Experts, including significantly more than a dozen customer advocacy groups, stated the agency had prioritized economic companies over the folks it absolutely was allowed to be protecting.
вЂњIn the center of a financial and general public wellness crisis, the CFPB’s manager chose to place a lot of time and effort into undoing a security that could have conserved borrowers billions in charges,вЂќ said Linda Jun, a senior policy counsel for People in the us for Financial Reform, a customer advocacy team.
The Pew Charitable Trusts, that has very long pressed for curbs on high-interest loans, called your decision вЂњa grave errorвЂќ that exposes an incredible number of People in america to unaffordable re payments with triple-digit rates of interest.
Sen. Sherrod Brown of Ohio, the standing Democrat in the banking committee, said the guideline’s removal rewarded the industry’s intense lobbying efforts to battle legislation.
Payday loan providers have added $16 million to congressional prospects, mostly Republicans, since 2010, in line with the Center for Responsive Politics. Town Financial solutions Association of America held its 2018 and 2019 conferences that are annual the Trump nationwide Doral driver in Miami.
The bureau вЂњgave payday lenders just what they taken care of by gutting a guideline that will have protected US families from predatory loans,вЂќ Brown stated.

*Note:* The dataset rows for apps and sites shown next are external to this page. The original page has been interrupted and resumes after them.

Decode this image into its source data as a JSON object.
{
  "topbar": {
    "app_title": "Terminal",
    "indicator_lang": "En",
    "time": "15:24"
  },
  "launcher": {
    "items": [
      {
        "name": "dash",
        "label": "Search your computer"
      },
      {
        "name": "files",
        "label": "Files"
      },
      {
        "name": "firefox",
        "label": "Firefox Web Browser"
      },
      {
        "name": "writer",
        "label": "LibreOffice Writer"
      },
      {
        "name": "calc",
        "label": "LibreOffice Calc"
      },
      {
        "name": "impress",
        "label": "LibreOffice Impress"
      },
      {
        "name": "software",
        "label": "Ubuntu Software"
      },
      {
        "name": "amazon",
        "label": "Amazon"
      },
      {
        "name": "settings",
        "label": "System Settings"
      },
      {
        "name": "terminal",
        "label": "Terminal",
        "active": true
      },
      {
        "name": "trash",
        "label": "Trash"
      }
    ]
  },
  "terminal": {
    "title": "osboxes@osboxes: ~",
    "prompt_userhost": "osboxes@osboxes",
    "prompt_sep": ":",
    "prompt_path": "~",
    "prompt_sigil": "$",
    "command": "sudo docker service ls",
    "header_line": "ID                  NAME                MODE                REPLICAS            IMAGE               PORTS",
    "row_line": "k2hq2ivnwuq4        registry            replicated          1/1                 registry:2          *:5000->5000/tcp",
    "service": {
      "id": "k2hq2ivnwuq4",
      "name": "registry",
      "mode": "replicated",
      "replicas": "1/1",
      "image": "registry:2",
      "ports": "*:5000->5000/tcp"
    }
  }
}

The scrapped rules could be revived, in a few type, if previous Vice President Joe Biden wins the presidency in November. A Supreme Court ruling last week granted the president the power to fire the bureau’s director at might.